If you are working, there is a good chance you are part of the up to 56 million meetings taking place today. And as the new infographic from Cincinnati Bell Inc. (CBTS) indicates, you also might be part of the 76 percent that thinks they are unnecessary meetings.
This brings us to the title of the CBTS infographic, “How to Master Meetings.” Being able to master meetings in today’s collaborative workforce is extremely important. Small and large businesses alike are holding more meetings because of the readily available technology, remote work, and easy access to global resources. But how do you master meetings?
First, let’s take a look at some of the problems CBTS pointed out.
With 11.8 hours spent in preparing and attending status meetings in a 40 hour week, there is a lot of room for improvement. Because as it stands now, the yearly cost of ineffective meetings to the US economy is $70 to $283 billion.
So what makes an ineffective meeting?

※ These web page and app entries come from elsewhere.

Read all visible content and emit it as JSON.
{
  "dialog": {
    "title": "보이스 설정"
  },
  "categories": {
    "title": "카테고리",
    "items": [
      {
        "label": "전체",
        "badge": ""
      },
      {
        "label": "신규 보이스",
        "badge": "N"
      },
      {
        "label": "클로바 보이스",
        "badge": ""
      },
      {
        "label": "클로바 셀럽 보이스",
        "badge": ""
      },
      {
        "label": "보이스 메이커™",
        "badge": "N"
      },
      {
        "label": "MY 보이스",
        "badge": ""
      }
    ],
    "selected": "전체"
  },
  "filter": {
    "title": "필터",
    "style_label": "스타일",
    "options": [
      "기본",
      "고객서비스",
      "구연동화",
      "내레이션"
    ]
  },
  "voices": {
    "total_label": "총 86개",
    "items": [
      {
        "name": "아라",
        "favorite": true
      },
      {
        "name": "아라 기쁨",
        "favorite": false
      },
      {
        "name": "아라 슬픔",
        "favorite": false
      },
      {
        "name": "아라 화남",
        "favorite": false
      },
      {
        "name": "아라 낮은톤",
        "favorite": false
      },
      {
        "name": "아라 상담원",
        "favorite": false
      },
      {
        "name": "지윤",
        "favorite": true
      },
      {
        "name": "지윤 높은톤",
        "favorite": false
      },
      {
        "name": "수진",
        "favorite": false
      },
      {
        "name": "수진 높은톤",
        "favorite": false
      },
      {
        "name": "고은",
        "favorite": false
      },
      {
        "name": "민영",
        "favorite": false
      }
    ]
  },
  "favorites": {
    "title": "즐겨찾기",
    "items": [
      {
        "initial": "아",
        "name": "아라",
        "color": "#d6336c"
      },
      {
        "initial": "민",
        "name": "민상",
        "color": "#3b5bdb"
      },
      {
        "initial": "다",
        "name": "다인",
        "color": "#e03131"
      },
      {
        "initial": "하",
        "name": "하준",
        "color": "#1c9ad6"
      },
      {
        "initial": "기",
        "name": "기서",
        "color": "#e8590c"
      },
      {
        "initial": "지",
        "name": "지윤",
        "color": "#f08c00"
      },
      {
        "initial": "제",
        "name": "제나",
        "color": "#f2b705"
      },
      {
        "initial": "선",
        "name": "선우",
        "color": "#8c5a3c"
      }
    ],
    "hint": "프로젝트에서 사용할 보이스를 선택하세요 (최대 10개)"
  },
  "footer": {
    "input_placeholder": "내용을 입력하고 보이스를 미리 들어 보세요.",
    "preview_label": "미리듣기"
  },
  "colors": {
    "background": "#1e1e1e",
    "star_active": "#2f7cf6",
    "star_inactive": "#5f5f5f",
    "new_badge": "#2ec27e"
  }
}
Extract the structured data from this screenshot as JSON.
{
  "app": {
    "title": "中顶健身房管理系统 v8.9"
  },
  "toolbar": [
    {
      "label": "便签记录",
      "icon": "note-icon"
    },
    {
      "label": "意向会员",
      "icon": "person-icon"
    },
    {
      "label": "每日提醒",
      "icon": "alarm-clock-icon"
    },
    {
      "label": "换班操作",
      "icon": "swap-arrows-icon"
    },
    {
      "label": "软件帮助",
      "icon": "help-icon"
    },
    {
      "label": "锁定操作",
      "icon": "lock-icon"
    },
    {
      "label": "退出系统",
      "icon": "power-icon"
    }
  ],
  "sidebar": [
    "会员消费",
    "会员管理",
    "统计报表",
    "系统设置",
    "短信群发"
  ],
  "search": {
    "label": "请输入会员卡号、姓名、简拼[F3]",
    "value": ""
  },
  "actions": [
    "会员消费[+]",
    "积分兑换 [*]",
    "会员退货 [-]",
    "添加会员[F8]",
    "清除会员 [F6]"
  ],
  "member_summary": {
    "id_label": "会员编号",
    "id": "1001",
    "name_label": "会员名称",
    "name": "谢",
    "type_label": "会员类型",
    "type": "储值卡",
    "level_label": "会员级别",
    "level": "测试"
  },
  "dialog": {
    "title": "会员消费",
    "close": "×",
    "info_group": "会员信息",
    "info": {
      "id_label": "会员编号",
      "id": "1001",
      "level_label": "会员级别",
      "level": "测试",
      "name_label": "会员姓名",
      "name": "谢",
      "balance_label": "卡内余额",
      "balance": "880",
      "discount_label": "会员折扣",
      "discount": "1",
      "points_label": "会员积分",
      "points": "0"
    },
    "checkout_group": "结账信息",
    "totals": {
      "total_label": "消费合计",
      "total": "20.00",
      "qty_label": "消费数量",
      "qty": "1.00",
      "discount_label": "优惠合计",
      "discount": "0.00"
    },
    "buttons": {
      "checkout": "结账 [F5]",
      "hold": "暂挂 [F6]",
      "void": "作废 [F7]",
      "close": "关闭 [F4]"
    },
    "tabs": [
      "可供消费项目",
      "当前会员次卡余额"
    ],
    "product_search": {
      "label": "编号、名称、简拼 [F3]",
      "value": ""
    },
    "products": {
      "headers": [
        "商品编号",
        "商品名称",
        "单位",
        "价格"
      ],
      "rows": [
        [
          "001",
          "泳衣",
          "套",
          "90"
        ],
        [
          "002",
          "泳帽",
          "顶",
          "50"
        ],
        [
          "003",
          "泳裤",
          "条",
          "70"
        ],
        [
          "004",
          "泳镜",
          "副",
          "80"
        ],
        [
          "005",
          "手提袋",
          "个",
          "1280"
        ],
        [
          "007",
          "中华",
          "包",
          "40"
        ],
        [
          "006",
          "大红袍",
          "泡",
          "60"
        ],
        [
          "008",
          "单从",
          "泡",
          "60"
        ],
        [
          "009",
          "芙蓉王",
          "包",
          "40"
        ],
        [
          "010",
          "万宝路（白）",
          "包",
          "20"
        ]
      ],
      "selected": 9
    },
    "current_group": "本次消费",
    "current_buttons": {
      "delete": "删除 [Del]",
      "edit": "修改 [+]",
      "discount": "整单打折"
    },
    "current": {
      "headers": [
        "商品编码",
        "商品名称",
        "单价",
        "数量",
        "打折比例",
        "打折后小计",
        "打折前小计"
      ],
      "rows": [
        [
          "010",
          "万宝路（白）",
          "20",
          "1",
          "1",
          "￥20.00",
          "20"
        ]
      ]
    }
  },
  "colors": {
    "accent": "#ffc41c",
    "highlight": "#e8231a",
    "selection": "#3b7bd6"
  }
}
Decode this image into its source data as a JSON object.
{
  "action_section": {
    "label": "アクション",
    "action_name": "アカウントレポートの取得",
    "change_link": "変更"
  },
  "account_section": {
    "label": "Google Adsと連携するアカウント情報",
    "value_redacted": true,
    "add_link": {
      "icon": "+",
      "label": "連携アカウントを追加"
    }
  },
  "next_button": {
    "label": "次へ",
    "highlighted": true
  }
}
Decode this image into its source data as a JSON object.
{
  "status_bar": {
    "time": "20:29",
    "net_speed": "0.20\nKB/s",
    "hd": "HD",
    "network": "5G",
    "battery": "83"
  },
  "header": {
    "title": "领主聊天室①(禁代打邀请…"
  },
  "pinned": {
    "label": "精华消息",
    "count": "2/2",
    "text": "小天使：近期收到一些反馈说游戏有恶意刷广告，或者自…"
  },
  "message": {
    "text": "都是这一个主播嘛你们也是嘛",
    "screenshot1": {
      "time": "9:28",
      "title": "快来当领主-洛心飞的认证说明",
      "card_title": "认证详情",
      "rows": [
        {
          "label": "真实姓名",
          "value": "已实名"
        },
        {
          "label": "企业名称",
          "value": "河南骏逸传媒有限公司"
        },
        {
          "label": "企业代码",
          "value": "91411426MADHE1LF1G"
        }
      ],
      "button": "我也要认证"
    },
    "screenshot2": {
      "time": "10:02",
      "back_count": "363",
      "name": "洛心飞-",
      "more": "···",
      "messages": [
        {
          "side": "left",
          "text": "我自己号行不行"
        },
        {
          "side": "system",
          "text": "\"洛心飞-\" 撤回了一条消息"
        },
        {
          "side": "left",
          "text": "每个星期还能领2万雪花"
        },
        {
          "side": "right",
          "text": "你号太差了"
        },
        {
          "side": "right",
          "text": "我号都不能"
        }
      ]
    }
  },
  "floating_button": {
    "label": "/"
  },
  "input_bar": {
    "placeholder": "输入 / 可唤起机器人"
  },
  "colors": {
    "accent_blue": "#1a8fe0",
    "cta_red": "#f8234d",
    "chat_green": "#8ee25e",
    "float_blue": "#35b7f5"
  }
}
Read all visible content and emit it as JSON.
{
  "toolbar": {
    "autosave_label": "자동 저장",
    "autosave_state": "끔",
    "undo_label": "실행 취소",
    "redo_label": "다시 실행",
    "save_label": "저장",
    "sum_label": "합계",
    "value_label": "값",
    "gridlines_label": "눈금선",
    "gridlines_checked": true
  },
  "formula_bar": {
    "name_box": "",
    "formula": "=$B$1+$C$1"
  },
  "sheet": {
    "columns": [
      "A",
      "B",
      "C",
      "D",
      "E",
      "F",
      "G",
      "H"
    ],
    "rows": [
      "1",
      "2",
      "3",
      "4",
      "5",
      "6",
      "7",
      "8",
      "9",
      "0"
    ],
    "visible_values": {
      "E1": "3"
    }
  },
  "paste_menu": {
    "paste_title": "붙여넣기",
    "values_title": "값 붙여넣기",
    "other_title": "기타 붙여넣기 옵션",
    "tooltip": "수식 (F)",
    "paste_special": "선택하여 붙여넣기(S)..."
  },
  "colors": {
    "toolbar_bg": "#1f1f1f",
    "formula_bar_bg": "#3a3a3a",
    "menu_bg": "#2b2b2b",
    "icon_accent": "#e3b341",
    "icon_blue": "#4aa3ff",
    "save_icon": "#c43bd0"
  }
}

When it comes to in-person meetings, pet peeves such as not staying on topic, repetition, and people taking calls irks 59, 58, and 51 percent of participants respectively. And if the people attending the meeting are peeved, it won’t go well, making it less effective.
Other behaviors that are just as bothersome are eating lunch, check personal emails, responding to work emails, and performing other tasks while on mute in conference calls.
This, of course, can lead to ineffective communication, and the infographic points that out too. Only nine percent of employees leave a meeting with a clear understanding of what to do next all the time. More than a third or 34 percent say some of the time, 10 percent rarely, and two percent never. If two percent of the people attending a meeting leave completely clueless, it is a big problem
What Can You Do for More Effective Meetings?
Getting the right technology is a start because 83 percent depend on it to collaborate. Meetings can be more engaging. Plus the right technology will lower the stress associated with connectivity problems, incompatibility, technology failure and unnecessary complication.
Some of the other recommendations CBTS makes are to make the best of the resources you have, upgrade your technology (if possible) and train your employees to use the same program and tools.
You can take a look at the rest of the data on the CBTS infographic below.
I personally hate meetings. I am more of a worker than a talker so I don’t really like meetings.